GURU watch: ‘Saying you can gain financial freedom from property in two years is misleading

LandlordZONE talks to Daniel Wood, a relatively rare animal in the world of property mentors, educators, deal sourcers and investment gurus because he says the sector needs regulating to weed out the cowboys.

The 31-year-old co-founded the Stockholm-based property investment academy Momentum along with his wife Gisela and Polish investment expert Lukasz Brzyski, in 2019.

It specialises in teaching students from all over the world including the UK to invest in property safely and analytically and urges its student not to believe the wilder claims many ‘gurus’ use such as ‘financial freedom in two years’.

Daniel has agreed to talk to LandlordZONE because he believes the property investment market needs a minimum level of oversight and regulation particularly in the UK to squeeze out the cowboys, a issue we have reported on many times.

Wood says he and his wife learned the hard way, starting out during the noughties after a British property education outfit came to Sweden. Instead, after following the company’s advice, they ended up losing £400,000 of investors’ cash they had raised after their deals went sour.

“We were told by our accountant to declare ourselves bankrupt and leave the investors to their fate, but instead we carried on and eventually we got their money back with a token profit paid to them,” he says.

“If you ask them would be very critical of us, but we got burned too and did everything we could to turn around the situation.”

He says a positive to come out that experience was that people turned to them to learn how to turn around their deals and, after several false starts, Momentum was born.

“The industry should be regulated; there should be rules and a big chunk of our introductory course talks about the deals that we’ve done that have gone wrong as well as the successes,” he says.

Fake deals

Wood says there are many areas where property investment courses can fall down, but that how they are marketed is the key.

“Using fake deals to promote your business should be banned, and also some mechanism to regulate how sourcing agents work and what constitutes a ‘good deal’ should be considered,” he says.

He says one academy he worked with claimed an 85% success rate in its marketing materials, but in reality only 10% of its students ever bought a property.

“It’s difficult because without regulation the truth stretchers can claim anything so people like us who are realistic about returns are made to look unattractive – and yet it’s we who are contacted by the students who use these less ethical firms when they’re seeking a way to turn their situation around,” he says.

Wood says there are still sourcing agents in the UK who over-state how much deals or developments might be worth and leave investors who don’t do their due diligence exposed, and at the other end others who use fake videos and details to lure people in.
“We have our own programme just to help those who come over from the companies who have sold them impossible returns,” he says.
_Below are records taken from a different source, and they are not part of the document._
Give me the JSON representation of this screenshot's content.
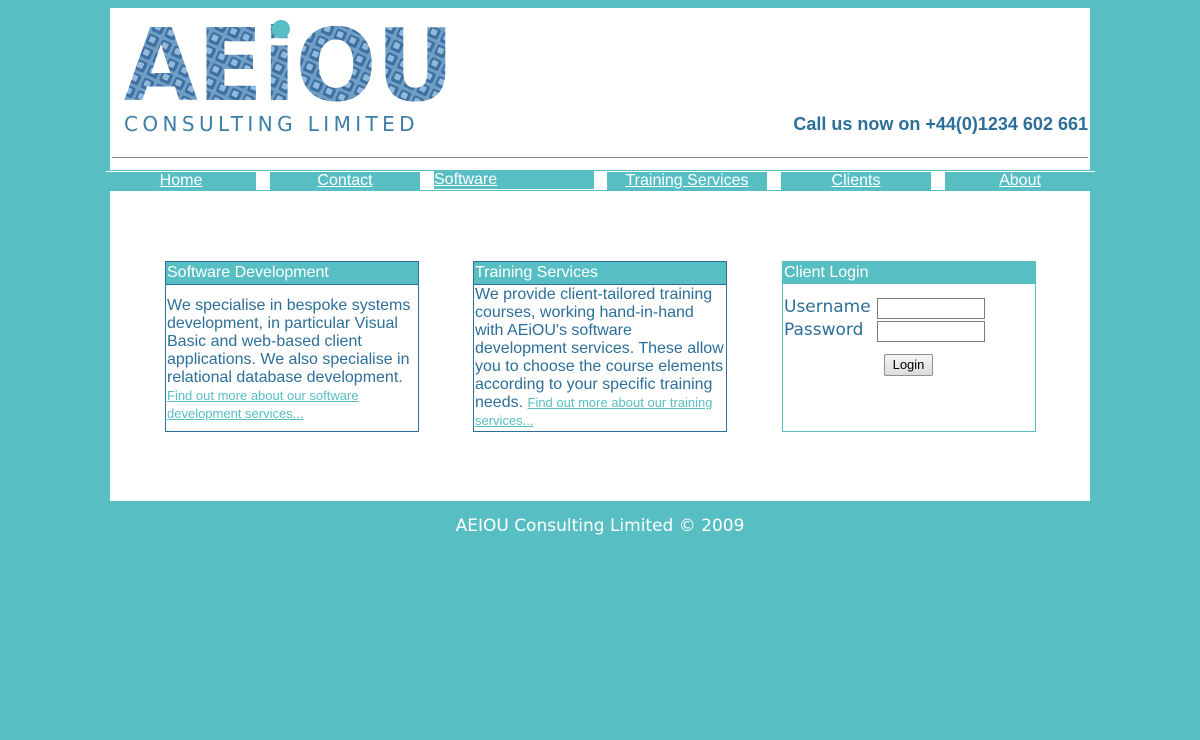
{
  "brand": {
    "logo_text": "AEiOU",
    "logo_subtitle": "CONSULTING LIMITED",
    "phone_text": "Call us now on +44(0)1234 602 661"
  },
  "nav": {
    "items": [
      {
        "label": "Home"
      },
      {
        "label": "Contact"
      },
      {
        "label": "Software"
      },
      {
        "label": "Training Services"
      },
      {
        "label": "Clients"
      },
      {
        "label": "About"
      }
    ]
  },
  "software_box": {
    "title": "Software Development",
    "body": "We specialise in bespoke systems development, in particular Visual Basic and web-based client applications. We also specialise in relational database development.",
    "link": "Find out more about our software development services..."
  },
  "training_box": {
    "title": "Training Services",
    "body": "We provide client-tailored training courses, working hand-in-hand with AEiOU's software development services. These allow you to choose the course elements according to your specific training needs.",
    "link": "Find out more about our training services..."
  },
  "login_box": {
    "title": "Client Login",
    "username_label": "Username",
    "password_label": "Password",
    "username_value": "",
    "password_value": "",
    "button_label": "Login"
  },
  "footer": {
    "text": "AEIOU Consulting Limited © 2009"
  },
  "colors": {
    "background": "#57bfc4",
    "brand_blue": "#2d6f99",
    "white": "#ffffff"
  }
}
“But if we can stop these companies lying to people in the first place then it makes my job so much easier.”

Visit the Momentum Property Education website.